The Teeswater sheep breed was developed in the Teeswater region of England. In the 1920s the breed was faced with near extinction. Grazed in the dales of the countryside, this large sheep breed was also used as sires in crosses with smaller hill sheep to produce Mashams for market production. This white (with distinctive facial markings), polled breed is hardy, and useful for both meat and wool production. The lustrous, low-lanolin, kemp-free fleece of the Teeswater is appreciated by hand spinners for its staple length and fine, long curly locks. Fiber growth is up to one inch per month with little to no cross fibering. For meat purposes, the Teeswater is lean, with well-fleshed, square hindquarters.
Teeswater sheep were imported to the United States in the 1800’s but lost popularity due to importation of other long wooled breeds. Teeswater semen was imported to America at the end of the twentieth century and has been used to develop purebred Teeswaters.
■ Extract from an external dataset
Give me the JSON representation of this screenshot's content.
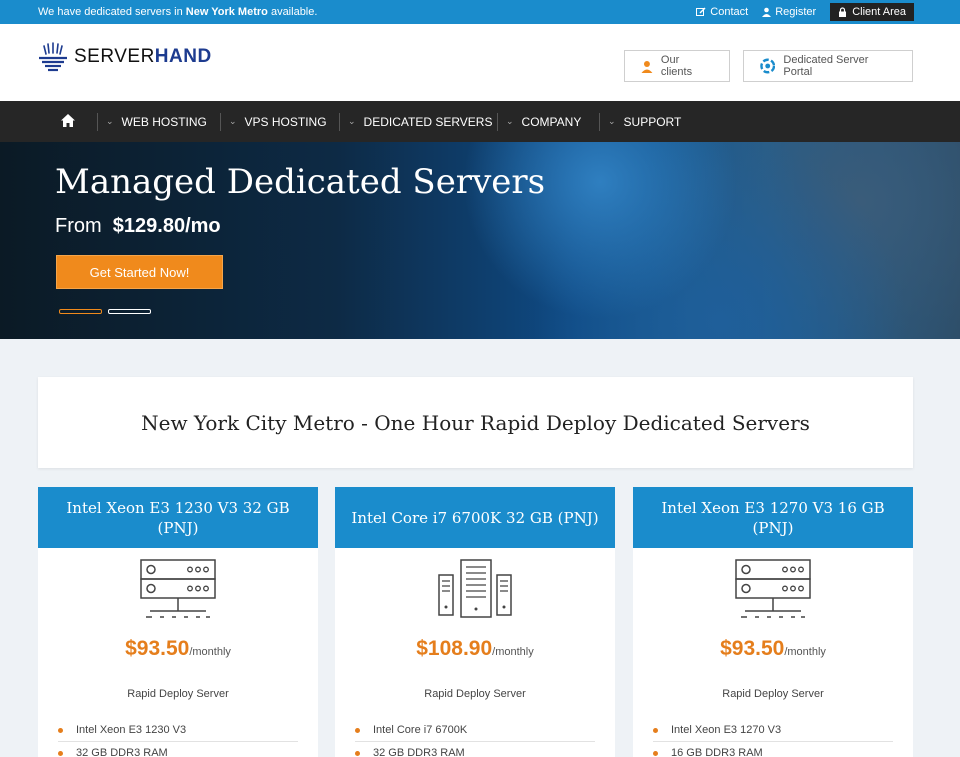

There is now reciprocity with the U.K. breed society for the international exchange of genetics.